→ Task instructions: The answer must be every line of the records below that contains the word "this", copied out.
##### Input records
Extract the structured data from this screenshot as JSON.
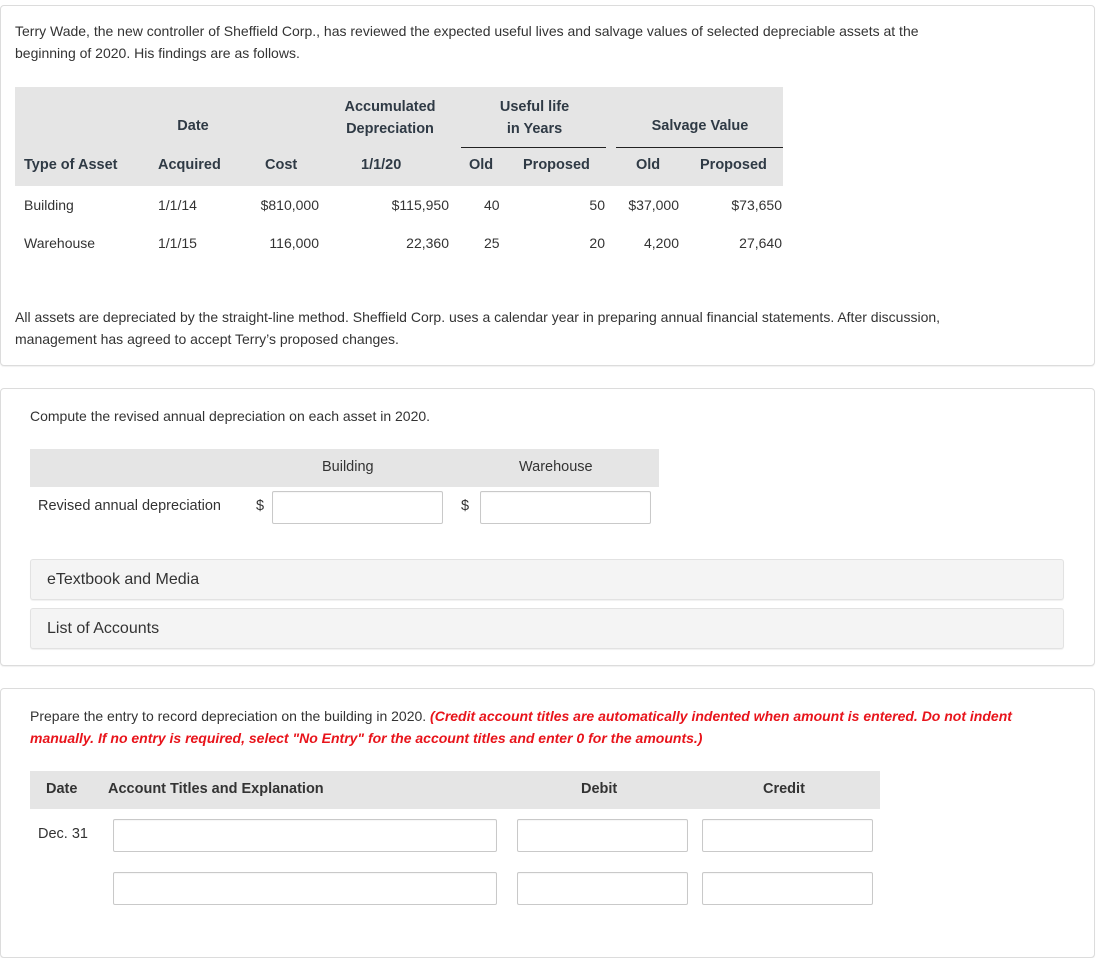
{
  "intro": {
    "text": "Terry Wade, the new controller of Sheffield Corp., has reviewed the expected useful lives and salvage values of selected depreciable assets at the beginning of 2020. His findings are as follows.",
    "line1": "Terry Wade, the new controller of Sheffield Corp., has reviewed the expected useful lives and salvage values of selected depreciable assets at the",
    "line2": "beginning of 2020. His findings are as follows."
  },
  "asset_table": {
    "group_headers": {
      "date": "Date",
      "accum_line1": "Accumulated",
      "accum_line2": "Depreciation",
      "life_line1": "Useful life",
      "life_line2": "in Years",
      "salvage": "Salvage Value"
    },
    "columns": [
      "Type of Asset",
      "Acquired",
      "Cost",
      "1/1/20",
      "Old",
      "Proposed",
      "Old",
      "Proposed"
    ],
    "rows": [
      {
        "type": "Building",
        "acquired": "1/1/14",
        "cost": "$810,000",
        "accum": "$115,950",
        "life_old": "40",
        "life_proposed": "50",
        "salvage_old": "$37,000",
        "salvage_proposed": "$73,650"
      },
      {
        "type": "Warehouse",
        "acquired": "1/1/15",
        "cost": "116,000",
        "accum": "22,360",
        "life_old": "25",
        "life_proposed": "20",
        "salvage_old": "4,200",
        "salvage_proposed": "27,640"
      }
    ]
  },
  "notes": {
    "line1": "All assets are depreciated by the straight-line method. Sheffield Corp. uses a calendar year in preparing annual financial statements. After discussion,",
    "line2": "management has agreed to accept Terry’s proposed changes."
  },
  "part_a": {
    "prompt": "Compute the revised annual depreciation on each asset in 2020.",
    "headers": [
      "Building",
      "Warehouse"
    ],
    "row_label": "Revised annual depreciation",
    "currency": "$",
    "building_value": "",
    "warehouse_value": ""
  },
  "resources": {
    "etextbook": "eTextbook and Media",
    "accounts": "List of Accounts"
  },
  "part_b": {
    "prompt": "Prepare the entry to record depreciation on the building in 2020.",
    "instruction_line1": "(Credit account titles are automatically indented when amount is entered. Do not indent",
    "instruction_line2": "manually. If no entry is required, select \"No Entry\" for the account titles and enter 0 for the amounts.)",
    "headers": {
      "date": "Date",
      "account": "Account Titles and Explanation",
      "debit": "Debit",
      "credit": "Credit"
    },
    "rows": [
      {
        "date": "Dec. 31",
        "account": "",
        "debit": "",
        "credit": ""
      },
      {
        "date": "",
        "account": "",
        "debit": "",
        "credit": ""
      }
    ]
  },
  "colors": {
    "header_bg": "#e5e5e5",
    "instruction_red": "#e8141b",
    "accordion_bg": "#f4f4f4"
  }
}
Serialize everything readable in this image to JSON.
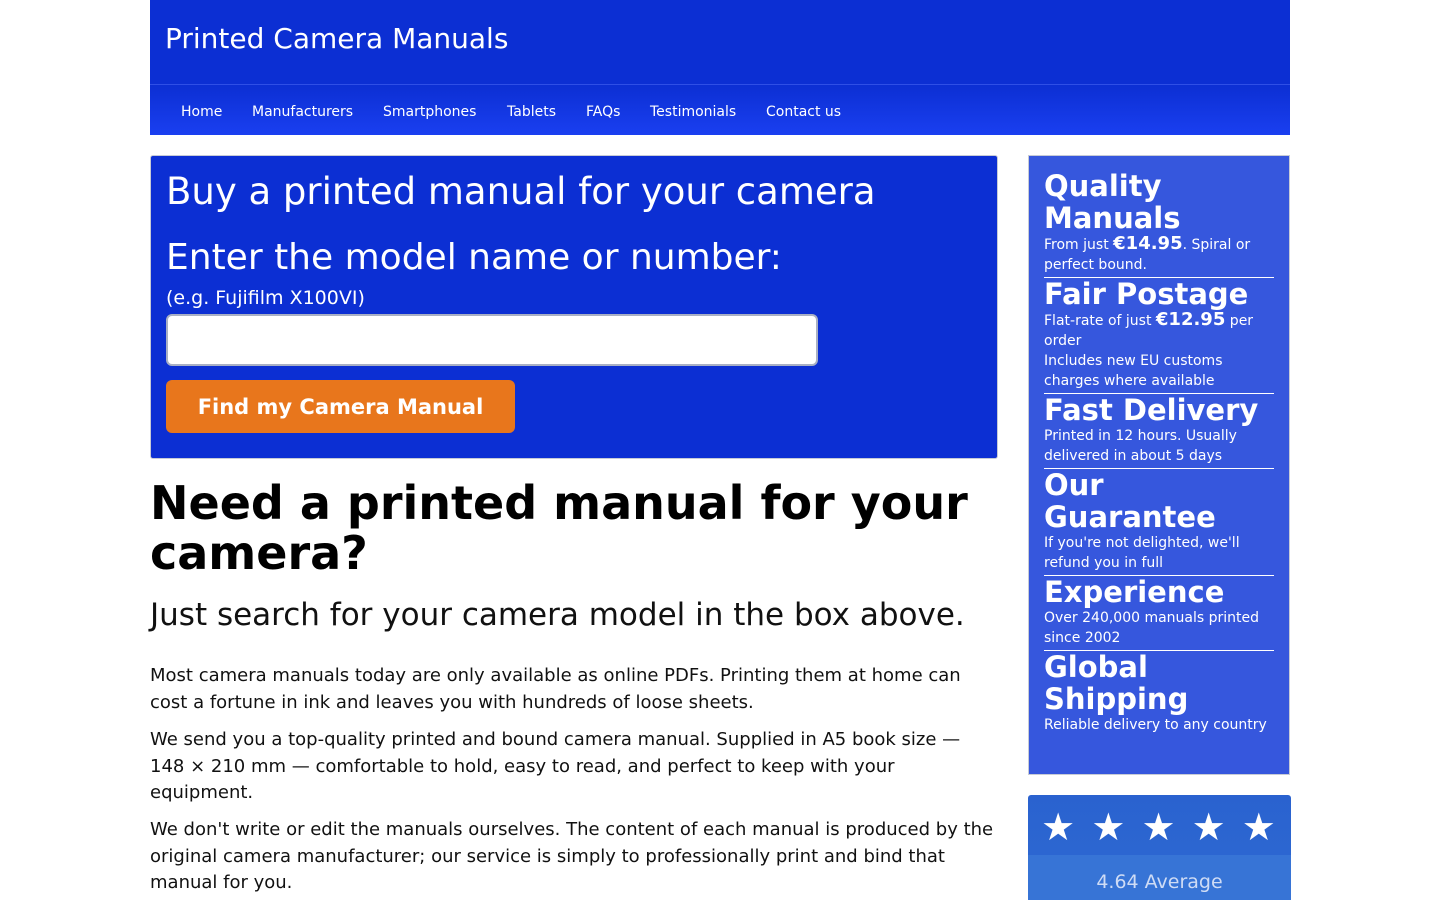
{
  "header": {
    "site_title": "Printed Camera Manuals"
  },
  "nav": {
    "items": [
      "Home",
      "Manufacturers",
      "Smartphones",
      "Tablets",
      "FAQs",
      "Testimonials",
      "Contact us"
    ]
  },
  "search": {
    "title": "Buy a printed manual for your camera",
    "label": "Enter the model name or number:",
    "hint": "(e.g. Fujifilm X100VI)",
    "input_value": "",
    "button_label": "Find my Camera Manual"
  },
  "main": {
    "heading": "Need a printed manual for your camera?",
    "subheading": "Just search for your camera model in the box above.",
    "paragraphs": [
      "Most camera manuals today are only available as online PDFs. Printing them at home can cost a fortune in ink and leaves you with hundreds of loose sheets.",
      "We send you a top-quality printed and bound camera manual. Supplied in A5 book size — 148 × 210 mm — comfortable to hold, easy to read, and perfect to keep with your equipment.",
      "We don't write or edit the manuals ourselves. The content of each manual is produced by the original camera manufacturer; our service is simply to professionally print and bind that manual for you."
    ]
  },
  "features": [
    {
      "title": "Quality Manuals",
      "text_before": "From just ",
      "price": "€14.95",
      "text_after": ". Spiral or perfect bound.",
      "text2": ""
    },
    {
      "title": "Fair Postage",
      "text_before": "Flat-rate of just ",
      "price": "€12.95",
      "text_after": " per order",
      "text2": "Includes new EU customs charges where available"
    },
    {
      "title": "Fast Delivery",
      "text_before": "Printed in 12 hours. Usually delivered in about 5 days",
      "price": "",
      "text_after": "",
      "text2": ""
    },
    {
      "title": "Our Guarantee",
      "text_before": "If you're not delighted, we'll refund you in full",
      "price": "",
      "text_after": "",
      "text2": ""
    },
    {
      "title": "Experience",
      "text_before": "Over 240,000 manuals printed since 2002",
      "price": "",
      "text_after": "",
      "text2": ""
    },
    {
      "title": "Global Shipping",
      "text_before": "Reliable delivery to any country",
      "price": "",
      "text_after": "",
      "text2": ""
    }
  ],
  "rating": {
    "stars": "★ ★ ★ ★ ★",
    "average_text": "4.64 Average",
    "average_value": 4.64,
    "colors": {
      "box": "#2a62cf"
    }
  },
  "colors": {
    "brand_blue": "#0c2fd3",
    "sidebar_blue": "#3657dd",
    "accent_orange": "#e8761c"
  }
}
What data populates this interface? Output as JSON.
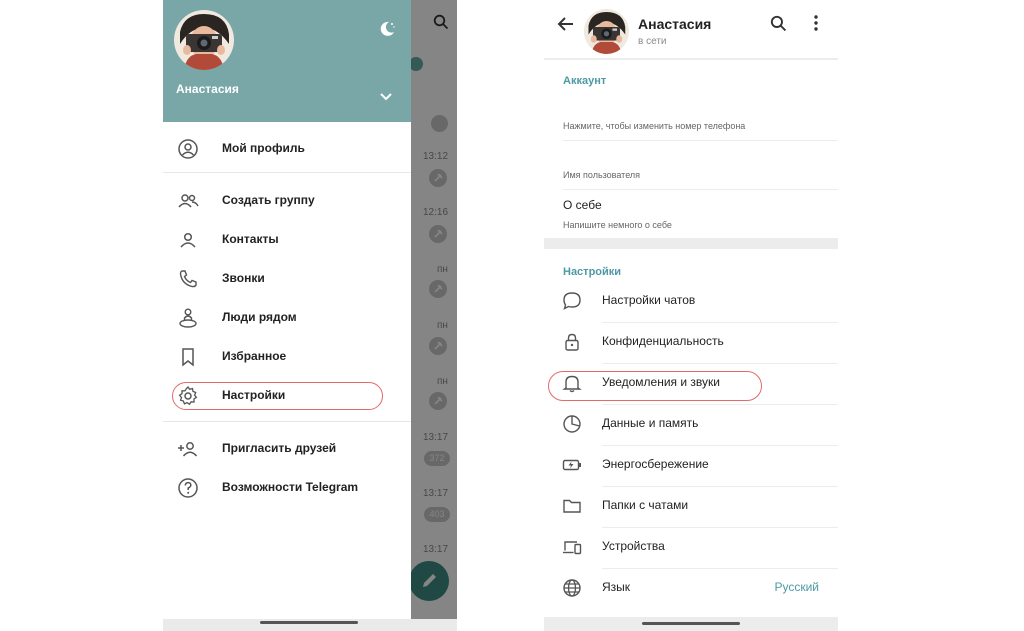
{
  "left": {
    "drawer": {
      "user_name": "Анастасия",
      "items": [
        {
          "label": "Мой профиль",
          "icon": "profile-icon"
        },
        {
          "label": "Создать группу",
          "icon": "group-icon"
        },
        {
          "label": "Контакты",
          "icon": "contact-icon"
        },
        {
          "label": "Звонки",
          "icon": "phone-icon"
        },
        {
          "label": "Люди рядом",
          "icon": "people-nearby-icon"
        },
        {
          "label": "Избранное",
          "icon": "bookmark-icon"
        },
        {
          "label": "Настройки",
          "icon": "gear-icon"
        },
        {
          "label": "Пригласить друзей",
          "icon": "add-user-icon"
        },
        {
          "label": "Возможности Telegram",
          "icon": "question-icon"
        }
      ]
    },
    "chat_list": {
      "times": [
        "13:12",
        "12:16",
        "пн",
        "пн",
        "пн",
        "13:17",
        "13:17",
        "13:17"
      ],
      "counts": [
        "372",
        "403"
      ]
    }
  },
  "right": {
    "header": {
      "name": "Анастасия",
      "status": "в сети"
    },
    "account": {
      "title": "Аккаунт",
      "phone_hint": "Нажмите, чтобы изменить номер телефона",
      "username_label": "Имя пользователя",
      "about_title": "О себе",
      "about_hint": "Напишите немного о себе"
    },
    "settings": {
      "title": "Настройки",
      "items": [
        {
          "label": "Настройки чатов",
          "icon": "chat-bubble-icon"
        },
        {
          "label": "Конфиденциальность",
          "icon": "lock-icon"
        },
        {
          "label": "Уведомления и звуки",
          "icon": "bell-icon"
        },
        {
          "label": "Данные и память",
          "icon": "pie-chart-icon"
        },
        {
          "label": "Энергосбережение",
          "icon": "battery-icon"
        },
        {
          "label": "Папки с чатами",
          "icon": "folder-icon"
        },
        {
          "label": "Устройства",
          "icon": "devices-icon"
        },
        {
          "label": "Язык",
          "icon": "globe-icon",
          "value": "Русский"
        }
      ]
    }
  },
  "colors": {
    "header_teal": "#79a7a8",
    "accent": "#4d9aa4",
    "highlight": "#e36a6a"
  }
}
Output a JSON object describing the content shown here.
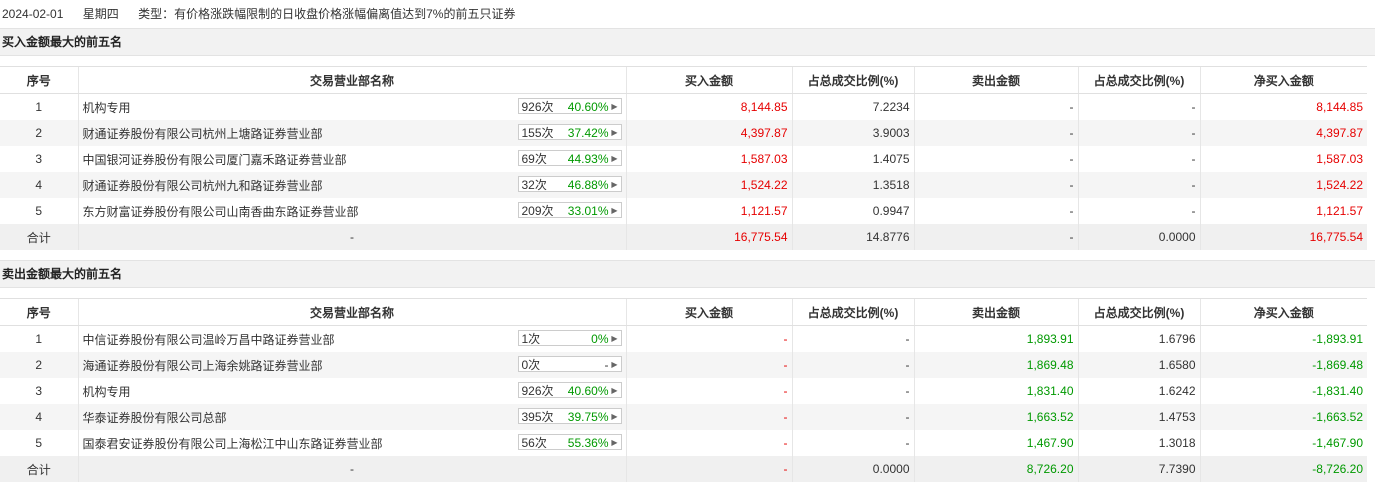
{
  "header": {
    "date": "2024-02-01",
    "weekday": "星期四",
    "type": "类型：有价格涨跌幅限制的日收盘价格涨幅偏离值达到7%的前五只证券"
  },
  "columns": [
    "序号",
    "交易营业部名称",
    "买入金额",
    "占总成交比例(%)",
    "卖出金额",
    "占总成交比例(%)",
    "净买入金额"
  ],
  "buy": {
    "title": "买入金额最大的前五名",
    "rows": [
      {
        "idx": "1",
        "name": "机构专用",
        "count": "926次",
        "pct": "40.60%",
        "buy": "8,144.85",
        "buy_ratio": "7.2234",
        "sell": "-",
        "sell_ratio": "-",
        "net": "8,144.85"
      },
      {
        "idx": "2",
        "name": "财通证券股份有限公司杭州上塘路证券营业部",
        "count": "155次",
        "pct": "37.42%",
        "buy": "4,397.87",
        "buy_ratio": "3.9003",
        "sell": "-",
        "sell_ratio": "-",
        "net": "4,397.87"
      },
      {
        "idx": "3",
        "name": "中国银河证券股份有限公司厦门嘉禾路证券营业部",
        "count": "69次",
        "pct": "44.93%",
        "buy": "1,587.03",
        "buy_ratio": "1.4075",
        "sell": "-",
        "sell_ratio": "-",
        "net": "1,587.03"
      },
      {
        "idx": "4",
        "name": "财通证券股份有限公司杭州九和路证券营业部",
        "count": "32次",
        "pct": "46.88%",
        "buy": "1,524.22",
        "buy_ratio": "1.3518",
        "sell": "-",
        "sell_ratio": "-",
        "net": "1,524.22"
      },
      {
        "idx": "5",
        "name": "东方财富证券股份有限公司山南香曲东路证券营业部",
        "count": "209次",
        "pct": "33.01%",
        "buy": "1,121.57",
        "buy_ratio": "0.9947",
        "sell": "-",
        "sell_ratio": "-",
        "net": "1,121.57"
      }
    ],
    "total": {
      "label": "合计",
      "name": "-",
      "buy": "16,775.54",
      "buy_ratio": "14.8776",
      "sell": "-",
      "sell_ratio": "0.0000",
      "net": "16,775.54"
    }
  },
  "sell": {
    "title": "卖出金额最大的前五名",
    "rows": [
      {
        "idx": "1",
        "name": "中信证券股份有限公司温岭万昌中路证券营业部",
        "count": "1次",
        "pct": "0%",
        "buy": "-",
        "buy_ratio": "-",
        "sell": "1,893.91",
        "sell_ratio": "1.6796",
        "net": "-1,893.91"
      },
      {
        "idx": "2",
        "name": "海通证券股份有限公司上海余姚路证券营业部",
        "count": "0次",
        "pct": "-",
        "buy": "-",
        "buy_ratio": "-",
        "sell": "1,869.48",
        "sell_ratio": "1.6580",
        "net": "-1,869.48"
      },
      {
        "idx": "3",
        "name": "机构专用",
        "count": "926次",
        "pct": "40.60%",
        "buy": "-",
        "buy_ratio": "-",
        "sell": "1,831.40",
        "sell_ratio": "1.6242",
        "net": "-1,831.40"
      },
      {
        "idx": "4",
        "name": "华泰证券股份有限公司总部",
        "count": "395次",
        "pct": "39.75%",
        "buy": "-",
        "buy_ratio": "-",
        "sell": "1,663.52",
        "sell_ratio": "1.4753",
        "net": "-1,663.52"
      },
      {
        "idx": "5",
        "name": "国泰君安证券股份有限公司上海松江中山东路证券营业部",
        "count": "56次",
        "pct": "55.36%",
        "buy": "-",
        "buy_ratio": "-",
        "sell": "1,467.90",
        "sell_ratio": "1.3018",
        "net": "-1,467.90"
      }
    ],
    "total": {
      "label": "合计",
      "name": "-",
      "buy": "-",
      "buy_ratio": "0.0000",
      "sell": "8,726.20",
      "sell_ratio": "7.7390",
      "net": "-8,726.20"
    }
  },
  "colors": {
    "up": "#e60000",
    "down": "#009900"
  }
}
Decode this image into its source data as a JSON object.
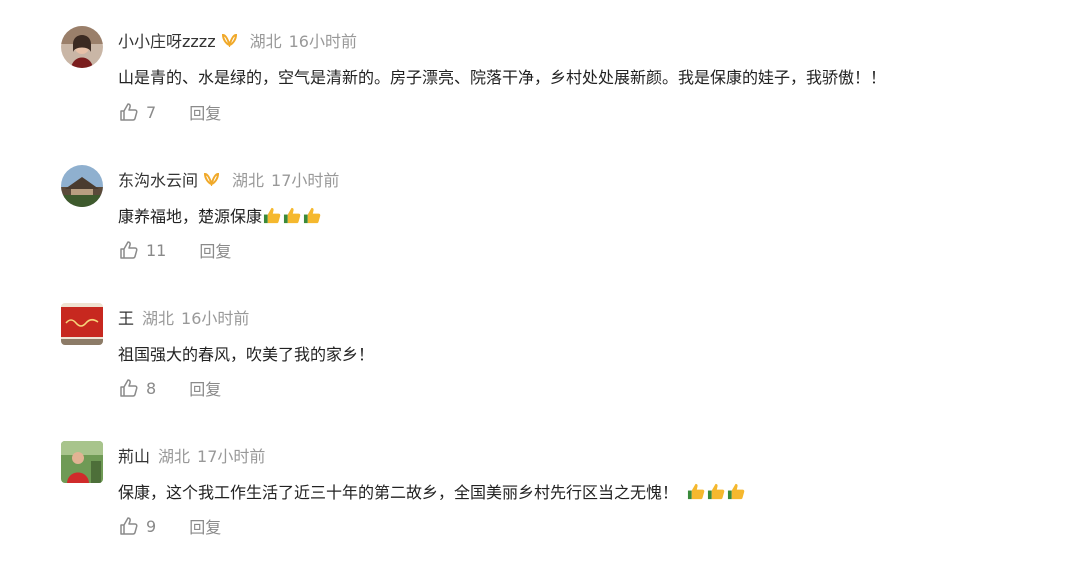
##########
→ Exercise solution:
Extract the structured data from this screenshot as JSON.
Serialize everything readable in this image to JSON.
What data populates this interface? Output as JSON.
Decode this image into its source data as a JSON object.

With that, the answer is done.